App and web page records

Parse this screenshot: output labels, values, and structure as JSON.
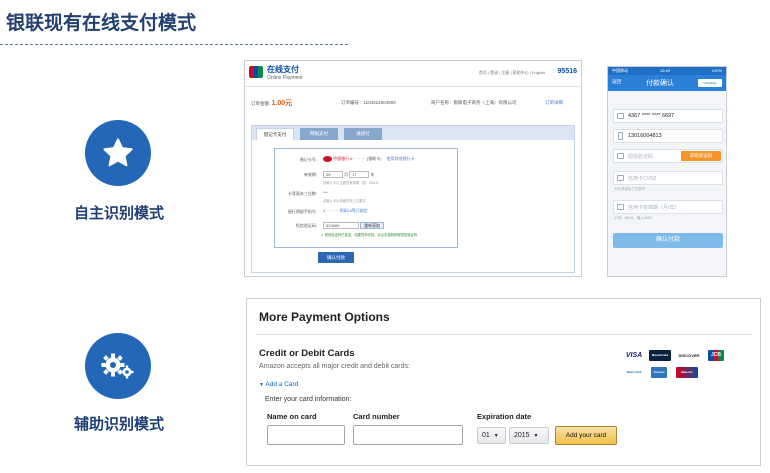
{
  "slide": {
    "title": "银联现有在线支付模式",
    "mode1_label": "自主识别模式",
    "mode2_label": "辅助识别模式"
  },
  "colors": {
    "title": "#24406e",
    "icon_blue": "#2467b6",
    "unionpay_blue": "#0a4ea2",
    "amazon_button": "#f0c14b"
  },
  "icons": {
    "mode1": "star-icon",
    "mode2": "gears-icon"
  },
  "desktop": {
    "brand": "在线支付",
    "brand_sub": "Online Payment",
    "top_links": "首页 | 登录 | 注册 | 帮助中心 | English",
    "hotline": "95516",
    "order_amount_label": "订单金额:",
    "order_amount": "1.00元",
    "order_no": "订单编号：1104221004900",
    "merchant": "商户名称：银联电子商务（上海）有限公司",
    "order_detail": "订单详细",
    "tabs": [
      "借记卡支付",
      "网银支付",
      "通道付"
    ],
    "card_no_label": "借记卡号:",
    "card_no_value": "6",
    "card_bank": "(银联卡)",
    "card_change": "使用其他银行卡",
    "expiry_label": "有效期:",
    "expiry_month": "05",
    "expiry_month_unit": "月",
    "expiry_year": "17",
    "expiry_year_unit": "年",
    "expiry_hint": "请输入卡片正面的有效期（如：08/15）",
    "cvn_label": "卡背面末三位数:",
    "cvn_value": "***",
    "cvn_hint": "请输入卡片背面的末三位数字",
    "phone_label": "银行预留手机号:",
    "phone_value": "1",
    "phone_hint": "例如15等已绑定",
    "sms_label": "短信验证码:",
    "sms_value": "523689",
    "sms_button": "重新获取",
    "sms_status": "短信验证码已发送，如果您未收到，请点击重新获取短信验证码",
    "confirm_button": "确认付款"
  },
  "mobile": {
    "status_left": "中国移动",
    "status_time": "15:49",
    "status_battery": "100%",
    "back": "返回",
    "title": "付款确认",
    "logo": "UnionPay",
    "card_no": "4367 **** **** 6697",
    "phone": "13016004813",
    "sms_placeholder": "短信验证码",
    "sms_button": "获取验证码",
    "cvn_placeholder": "信用卡CVN2",
    "cvn_hint": "卡片背面后三位数字",
    "expiry_placeholder": "信用卡有效期（月/年）",
    "expiry_hint": "示例：08/15，输入0815",
    "confirm_button": "确认付款"
  },
  "amazon": {
    "title": "More Payment Options",
    "section_title": "Credit or Debit Cards",
    "accept_text": "Amazon accepts all major credit and debit cards:",
    "add_card_link": "Add a Card",
    "enter_info": "Enter your card information:",
    "name_label": "Name on card",
    "number_label": "Card number",
    "expiry_label": "Expiration date",
    "month_value": "01",
    "year_value": "2015",
    "add_button": "Add your card",
    "card_logos": [
      "VISA",
      "MasterCard",
      "DISCOVER",
      "JCB",
      "Diners Club",
      "American Express",
      "Maestro"
    ]
  }
}
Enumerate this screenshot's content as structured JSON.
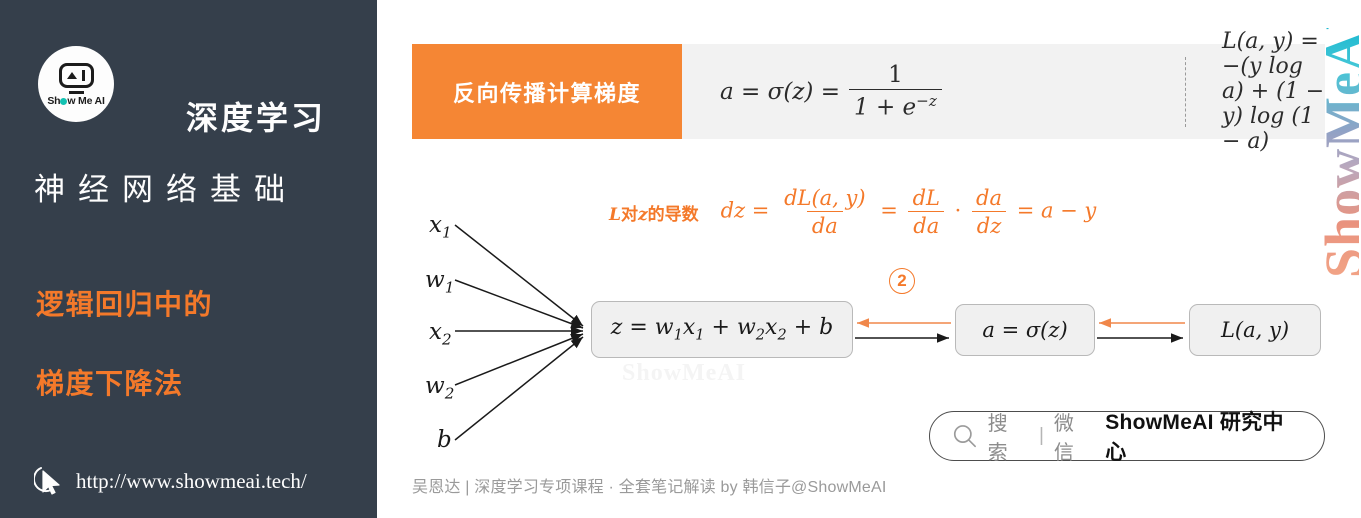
{
  "sidebar": {
    "logo": {
      "icon": "showmeai-robot-logo",
      "text_left": "Sh",
      "text_right": "w Me AI"
    },
    "title_line1": "深度学习",
    "title_line2": "神经网络基础",
    "subtitle_line1": "逻辑回归中的",
    "subtitle_line2": "梯度下降法",
    "url": "http://www.showmeai.tech/",
    "cursor_icon": "mouse-cursor-icon",
    "bg_color": "#353f4b",
    "accent_color": "#F4792A"
  },
  "header": {
    "tag_label": "反向传播计算梯度",
    "tag_color": "#F58634",
    "banner_bg": "#f2f2f2",
    "formula_sigmoid": {
      "lhs": "a = σ(z) =",
      "numerator": "1",
      "denominator": "1 + e⁻ᶻ"
    },
    "formula_loss": "L(a, y) = −(y log a) + (1 − y) log (1 − a)"
  },
  "derivative": {
    "label_prefix": "L",
    "label_mid": "对",
    "label_var": "z",
    "label_suffix": "的导数",
    "expr_lhs": "dz =",
    "frac1_num": "dL(a, y)",
    "frac1_den": "da",
    "eq1": "=",
    "frac2_num": "dL",
    "frac2_den": "da",
    "dot": "·",
    "frac3_num": "da",
    "frac3_den": "dz",
    "eq2": "= a − y",
    "color": "#F4792A"
  },
  "graph": {
    "inputs": [
      {
        "label": "x",
        "sub": "1"
      },
      {
        "label": "w",
        "sub": "1"
      },
      {
        "label": "x",
        "sub": "2"
      },
      {
        "label": "w",
        "sub": "2"
      },
      {
        "label": "b",
        "sub": ""
      }
    ],
    "node_z": "z = w₁x₁ + w₂x₂ + b",
    "node_a": "a = σ(z)",
    "node_l": "L(a, y)",
    "step_badge": "2",
    "forward_arrow_color": "#1a1a1a",
    "backward_arrow_color": "#F0874A",
    "watermark_center": "ShowMeAI"
  },
  "search_pill": {
    "icon": "search-icon",
    "label": "搜索",
    "separator": "|",
    "channel": "微信",
    "brand": "ShowMeAI 研究中心"
  },
  "footer": {
    "caption": "吴恩达 | 深度学习专项课程 · 全套笔记解读  by 韩信子@ShowMeAI"
  },
  "watermark_right": "ShowMeAI"
}
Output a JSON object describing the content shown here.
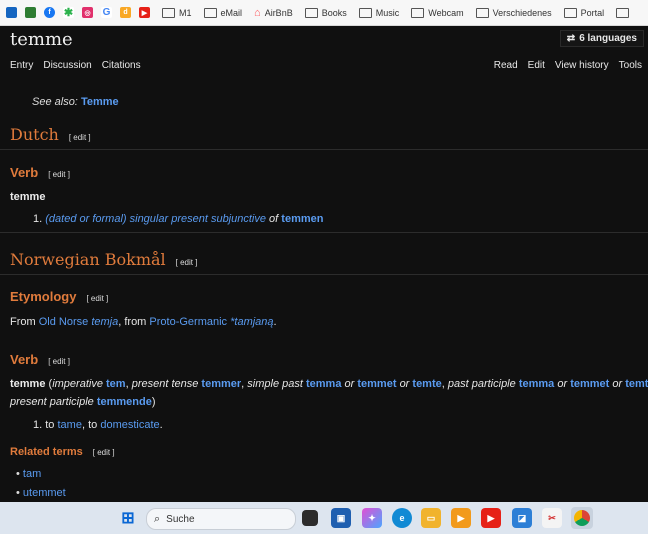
{
  "bookmarks": {
    "items": [
      "M1",
      "eMail",
      "AirBnB",
      "Books",
      "Music",
      "Webcam",
      "Verschiedenes",
      "Portal"
    ]
  },
  "header": {
    "title": "temme",
    "languages": "6 languages",
    "tabs": [
      "Entry",
      "Discussion",
      "Citations"
    ],
    "actions": [
      "Read",
      "Edit",
      "View history",
      "Tools"
    ]
  },
  "main": {
    "see_also_label": "See also:",
    "see_also_link": "Temme",
    "edit_label": "[ edit ]",
    "dutch": {
      "heading": "Dutch",
      "verb_heading": "Verb",
      "headword": "temme",
      "def_num": "1.",
      "def_qualifier": "(dated or formal)",
      "def_text": "singular present subjunctive",
      "def_of": "of",
      "def_target": "temmen"
    },
    "norwegian": {
      "heading": "Norwegian Bokmål",
      "etym_heading": "Etymology",
      "etym_from": "From",
      "etym_lang1": "Old Norse",
      "etym_word1": "temja",
      "etym_comma": ", from",
      "etym_lang2": "Proto-Germanic",
      "etym_word2": "*tamjaną",
      "verb_heading": "Verb",
      "headword": "temme",
      "forms": {
        "imperative_label": "imperative",
        "imperative": "tem",
        "present_label": "present tense",
        "present": "temmer",
        "past_label": "simple past",
        "past1": "temma",
        "or": "or",
        "past2": "temmet",
        "past3": "temte",
        "pp_label": "past participle",
        "pp1": "temma",
        "pp2": "temmet",
        "pp3": "temt",
        "prespart_label": "present participle",
        "prespart": "temmende"
      },
      "def_num": "1.",
      "def_to1": "to",
      "def_link1": "tame",
      "def_to2": ", to",
      "def_link2": "domesticate",
      "related_heading": "Related terms",
      "related": [
        "tam",
        "utemmet"
      ]
    }
  },
  "taskbar": {
    "search_placeholder": "Suche"
  }
}
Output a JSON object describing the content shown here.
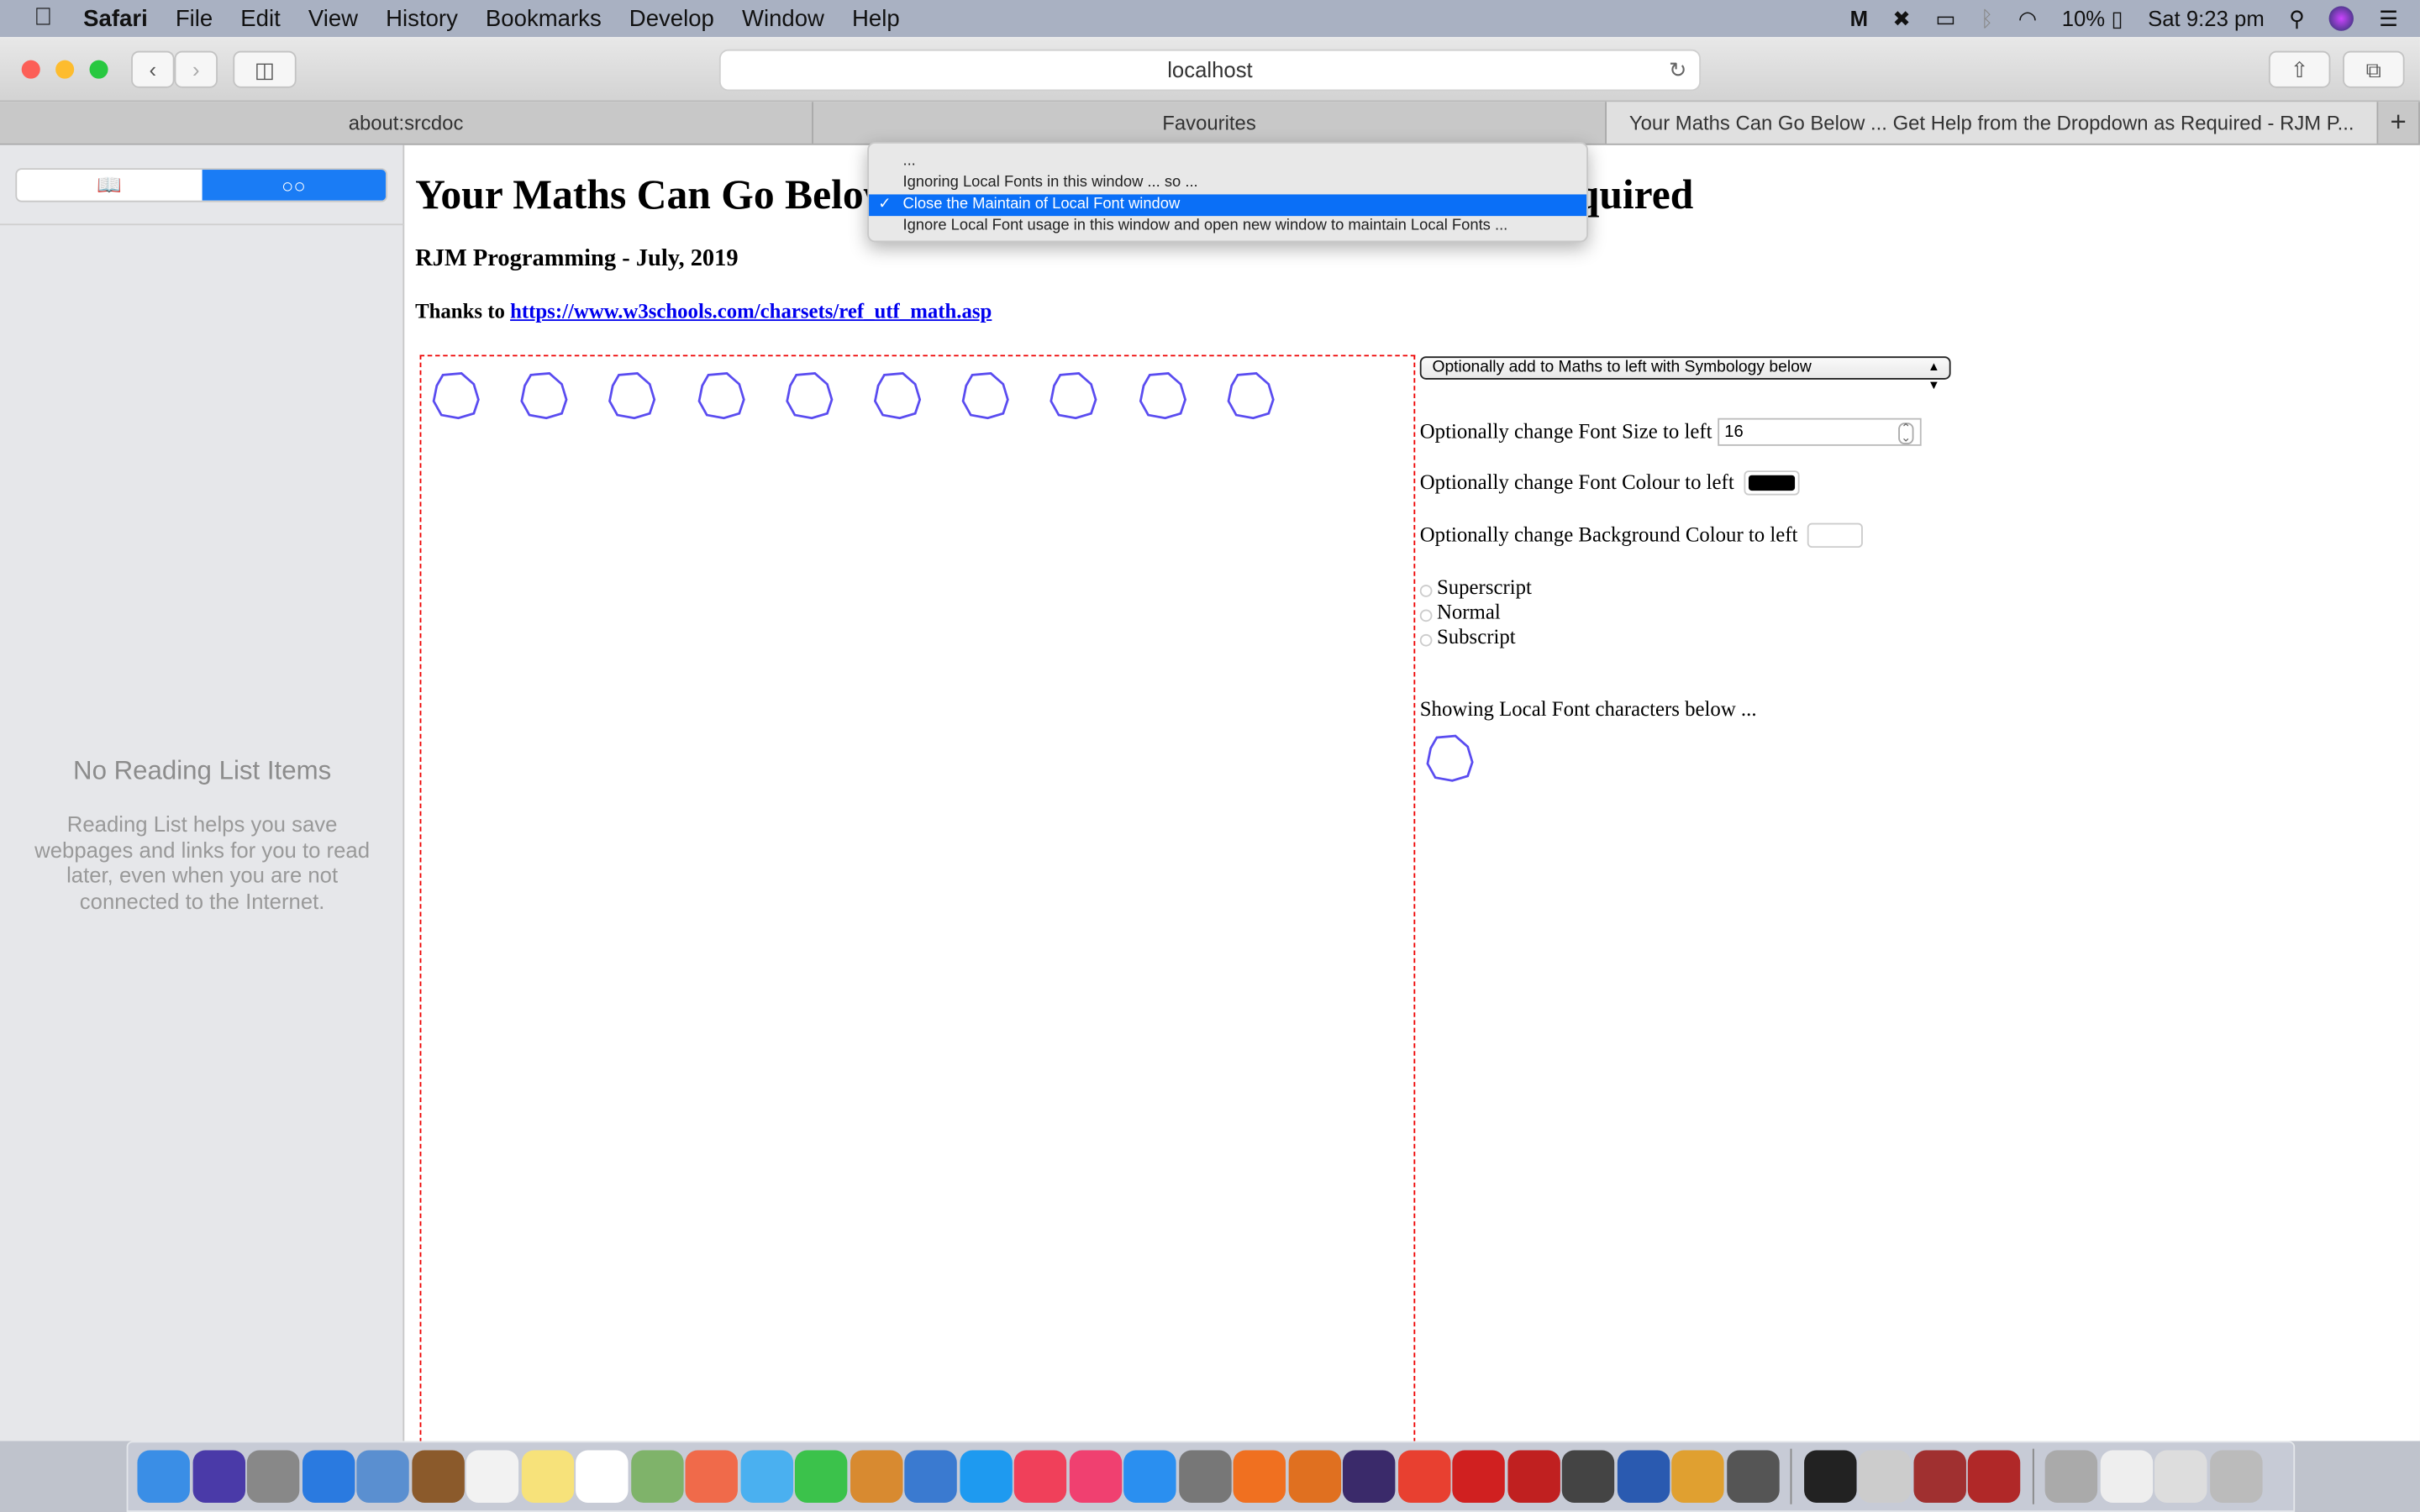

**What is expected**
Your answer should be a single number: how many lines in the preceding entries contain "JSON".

**Solved problem**
4